• **Required action**
Nothing should differ between your output and the entries below.

• **Provided information**
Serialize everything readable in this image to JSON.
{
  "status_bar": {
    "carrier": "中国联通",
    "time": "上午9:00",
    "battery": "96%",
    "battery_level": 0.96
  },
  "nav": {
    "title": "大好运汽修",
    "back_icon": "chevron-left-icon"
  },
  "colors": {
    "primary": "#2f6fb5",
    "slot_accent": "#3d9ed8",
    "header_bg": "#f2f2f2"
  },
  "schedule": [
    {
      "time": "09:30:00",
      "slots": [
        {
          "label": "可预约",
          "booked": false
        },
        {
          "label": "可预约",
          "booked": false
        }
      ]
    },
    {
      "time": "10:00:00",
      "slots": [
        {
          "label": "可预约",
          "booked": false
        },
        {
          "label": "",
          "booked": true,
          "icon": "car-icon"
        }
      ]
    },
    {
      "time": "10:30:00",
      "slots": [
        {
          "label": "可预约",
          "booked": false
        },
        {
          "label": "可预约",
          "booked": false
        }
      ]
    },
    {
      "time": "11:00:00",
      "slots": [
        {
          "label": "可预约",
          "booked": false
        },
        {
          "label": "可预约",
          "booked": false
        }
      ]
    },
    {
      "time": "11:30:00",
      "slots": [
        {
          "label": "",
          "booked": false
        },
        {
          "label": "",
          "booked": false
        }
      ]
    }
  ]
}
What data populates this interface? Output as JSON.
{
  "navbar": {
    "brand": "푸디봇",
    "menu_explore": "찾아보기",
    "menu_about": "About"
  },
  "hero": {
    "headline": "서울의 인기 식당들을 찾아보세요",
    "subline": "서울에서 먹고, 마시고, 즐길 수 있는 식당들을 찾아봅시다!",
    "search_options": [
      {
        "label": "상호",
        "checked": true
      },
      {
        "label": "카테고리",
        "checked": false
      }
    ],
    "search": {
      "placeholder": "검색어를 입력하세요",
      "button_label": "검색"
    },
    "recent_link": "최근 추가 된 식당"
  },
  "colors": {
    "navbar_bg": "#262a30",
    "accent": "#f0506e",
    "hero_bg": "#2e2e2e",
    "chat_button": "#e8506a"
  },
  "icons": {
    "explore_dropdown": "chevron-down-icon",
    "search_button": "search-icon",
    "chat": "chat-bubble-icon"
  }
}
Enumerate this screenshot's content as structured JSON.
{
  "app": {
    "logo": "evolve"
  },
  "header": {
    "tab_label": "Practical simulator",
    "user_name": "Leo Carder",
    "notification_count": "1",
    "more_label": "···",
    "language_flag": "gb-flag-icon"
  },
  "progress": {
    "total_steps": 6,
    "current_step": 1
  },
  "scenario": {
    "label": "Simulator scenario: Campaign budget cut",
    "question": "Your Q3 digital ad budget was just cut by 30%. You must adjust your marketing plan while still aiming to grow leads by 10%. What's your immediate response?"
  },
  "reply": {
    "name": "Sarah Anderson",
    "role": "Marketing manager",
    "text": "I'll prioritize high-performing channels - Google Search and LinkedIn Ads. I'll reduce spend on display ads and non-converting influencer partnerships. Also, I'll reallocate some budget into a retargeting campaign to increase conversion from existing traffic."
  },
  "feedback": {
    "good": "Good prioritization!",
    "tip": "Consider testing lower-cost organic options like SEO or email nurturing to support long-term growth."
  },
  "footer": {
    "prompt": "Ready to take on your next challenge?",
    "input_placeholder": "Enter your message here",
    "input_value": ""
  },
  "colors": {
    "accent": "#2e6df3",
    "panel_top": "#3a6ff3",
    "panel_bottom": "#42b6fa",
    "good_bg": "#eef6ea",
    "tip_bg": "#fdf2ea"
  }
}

• **Result**
Serialize everything readable in this image to JSON.
{
  "status_bar": {
    "carrier": "中国联通",
    "time": "上午9:00",
    "battery": "96%",
    "battery_level": 0.96
  },
  "nav": {
    "title": "大好运汽修",
    "back_icon": "chevron-left-icon"
  },
  "colors": {
    "primary": "#2f6fb5",
    "slot_accent": "#3d9ed8",
    "header_bg": "#f2f2f2"
  },
  "schedule": [
    {
      "time": "09:30:00",
      "slots": [
        {
          "label": "可预约",
          "booked": false
        },
        {
          "label": "可预约",
          "booked": false
        }
      ]
    },
    {
      "time": "10:00:00",
      "slots": [
        {
          "label": "可预约",
          "booked": false
        },
        {
          "label": "",
          "booked": true,
          "icon": "car-icon"
        }
      ]
    },
    {
      "time": "10:30:00",
      "slots": [
        {
          "label": "可预约",
          "booked": false
        },
        {
          "label": "可预约",
          "booked": false
        }
      ]
    },
    {
      "time": "11:00:00",
      "slots": [
        {
          "label": "可预约",
          "booked": false
        },
        {
          "label": "可预约",
          "booked": false
        }
      ]
    },
    {
      "time": "11:30:00",
      "slots": [
        {
          "label": "",
          "booked": false
        },
        {
          "label": "",
          "booked": false
        }
      ]
    }
  ]
}
What data populates this interface? Output as JSON.
{
  "navbar": {
    "brand": "푸디봇",
    "menu_explore": "찾아보기",
    "menu_about": "About"
  },
  "hero": {
    "headline": "서울의 인기 식당들을 찾아보세요",
    "subline": "서울에서 먹고, 마시고, 즐길 수 있는 식당들을 찾아봅시다!",
    "search_options": [
      {
        "label": "상호",
        "checked": true
      },
      {
        "label": "카테고리",
        "checked": false
      }
    ],
    "search": {
      "placeholder": "검색어를 입력하세요",
      "button_label": "검색"
    },
    "recent_link": "최근 추가 된 식당"
  },
  "colors": {
    "navbar_bg": "#262a30",
    "accent": "#f0506e",
    "hero_bg": "#2e2e2e",
    "chat_button": "#e8506a"
  },
  "icons": {
    "explore_dropdown": "chevron-down-icon",
    "search_button": "search-icon",
    "chat": "chat-bubble-icon"
  }
}
Enumerate this screenshot's content as structured JSON.
{
  "app": {
    "logo": "evolve"
  },
  "header": {
    "tab_label": "Practical simulator",
    "user_name": "Leo Carder",
    "notification_count": "1",
    "more_label": "···",
    "language_flag": "gb-flag-icon"
  },
  "progress": {
    "total_steps": 6,
    "current_step": 1
  },
  "scenario": {
    "label": "Simulator scenario: Campaign budget cut",
    "question": "Your Q3 digital ad budget was just cut by 30%. You must adjust your marketing plan while still aiming to grow leads by 10%. What's your immediate response?"
  },
  "reply": {
    "name": "Sarah Anderson",
    "role": "Marketing manager",
    "text": "I'll prioritize high-performing channels - Google Search and LinkedIn Ads. I'll reduce spend on display ads and non-converting influencer partnerships. Also, I'll reallocate some budget into a retargeting campaign to increase conversion from existing traffic."
  },
  "feedback": {
    "good": "Good prioritization!",
    "tip": "Consider testing lower-cost organic options like SEO or email nurturing to support long-term growth."
  },
  "footer": {
    "prompt": "Ready to take on your next challenge?",
    "input_placeholder": "Enter your message here",
    "input_value": ""
  },
  "colors": {
    "accent": "#2e6df3",
    "panel_top": "#3a6ff3",
    "panel_bottom": "#42b6fa",
    "good_bg": "#eef6ea",
    "tip_bg": "#fdf2ea"
  }
}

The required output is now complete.